Cholesterol has historically had a negative stigma attached to it, perhaps because it's usually followed with talk of how to keep its levels low and the dangers of it being high. But what exactly is it? Brooke Alpert, M.S., RD, CDN, author of The Diet Detox (available for preorder) explains, “Cholesterol is a wax-like substance that is actually necessary for living. It's essential to protect your cells, make hormones, and convert sun exposure to vitamin D."

Its existence gets a bit tricky, though: Each and every cell in your body has cholesterol, which the liver produces on its own in the exact quantity necessary to carry out its functions. However, because cholesterol is essentially a fat-like substance, having too much of it can cause plaque buildup, which could lead to coronary heart disease or a heart attack. But what's possibly even more alarming is that oftentimes a person with high cholesterol won't show signs or symptoms until the buildup has progressed to a dangerous level.

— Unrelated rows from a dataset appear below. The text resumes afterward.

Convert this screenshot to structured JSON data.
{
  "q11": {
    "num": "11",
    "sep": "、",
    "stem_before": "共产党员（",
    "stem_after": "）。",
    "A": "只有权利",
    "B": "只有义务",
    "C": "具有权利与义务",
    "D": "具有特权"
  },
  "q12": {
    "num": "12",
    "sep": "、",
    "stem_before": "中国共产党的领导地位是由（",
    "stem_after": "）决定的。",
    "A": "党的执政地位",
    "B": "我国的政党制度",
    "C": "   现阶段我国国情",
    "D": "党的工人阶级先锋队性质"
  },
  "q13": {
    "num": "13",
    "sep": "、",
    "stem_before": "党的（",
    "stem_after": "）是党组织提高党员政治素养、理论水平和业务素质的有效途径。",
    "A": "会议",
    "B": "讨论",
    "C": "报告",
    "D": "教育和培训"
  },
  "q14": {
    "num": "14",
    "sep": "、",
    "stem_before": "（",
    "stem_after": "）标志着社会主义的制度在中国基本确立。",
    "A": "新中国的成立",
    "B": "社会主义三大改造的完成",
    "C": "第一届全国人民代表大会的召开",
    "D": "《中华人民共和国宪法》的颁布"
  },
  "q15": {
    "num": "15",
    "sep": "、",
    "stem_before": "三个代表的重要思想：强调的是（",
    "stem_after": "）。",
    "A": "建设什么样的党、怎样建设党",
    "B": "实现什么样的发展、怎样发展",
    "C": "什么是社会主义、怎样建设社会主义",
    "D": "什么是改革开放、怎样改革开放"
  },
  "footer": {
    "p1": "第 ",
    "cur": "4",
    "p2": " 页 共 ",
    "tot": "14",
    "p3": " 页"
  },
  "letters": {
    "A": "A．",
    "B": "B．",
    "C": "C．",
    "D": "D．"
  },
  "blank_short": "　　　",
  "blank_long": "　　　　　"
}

Also, there's the whole LDL and HDL thing, which can get a little confusing. In layman's terms, LDL translates to low-density lipoproteins, which travel through the bloodstream to deliver cholesterol to other cells, but high levels of these can break off and stick to the artery walls, which is why it's often referred to as the "bad cholesterol." HDL, or high-density lipoproteins, is considered the "good cholesterol" because they carry excess cholesterol from other parts of your body back to your liver, which then removes it from the body or uses it for digestion. In other words, the higher your levels of HDL and the lower your levels of LDL, the better.

So how can you ensure that you have a healthy levels of each? Keep scrolling for more info.

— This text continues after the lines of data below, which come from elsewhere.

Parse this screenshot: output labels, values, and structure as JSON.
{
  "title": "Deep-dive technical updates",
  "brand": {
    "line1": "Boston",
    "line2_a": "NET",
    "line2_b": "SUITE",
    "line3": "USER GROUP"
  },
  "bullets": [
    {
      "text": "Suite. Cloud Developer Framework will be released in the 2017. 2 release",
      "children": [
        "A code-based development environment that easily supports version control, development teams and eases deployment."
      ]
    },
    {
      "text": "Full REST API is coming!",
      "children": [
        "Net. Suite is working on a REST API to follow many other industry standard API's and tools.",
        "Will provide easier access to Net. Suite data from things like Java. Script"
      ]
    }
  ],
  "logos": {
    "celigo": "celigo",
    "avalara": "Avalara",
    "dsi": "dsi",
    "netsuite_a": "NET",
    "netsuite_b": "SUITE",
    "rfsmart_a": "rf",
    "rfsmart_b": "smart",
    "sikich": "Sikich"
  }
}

Before taking supplements or changing your diet, please speak with a medical professional.

Next up, check out these low-glycemic foods to keep your blood sugar regulated.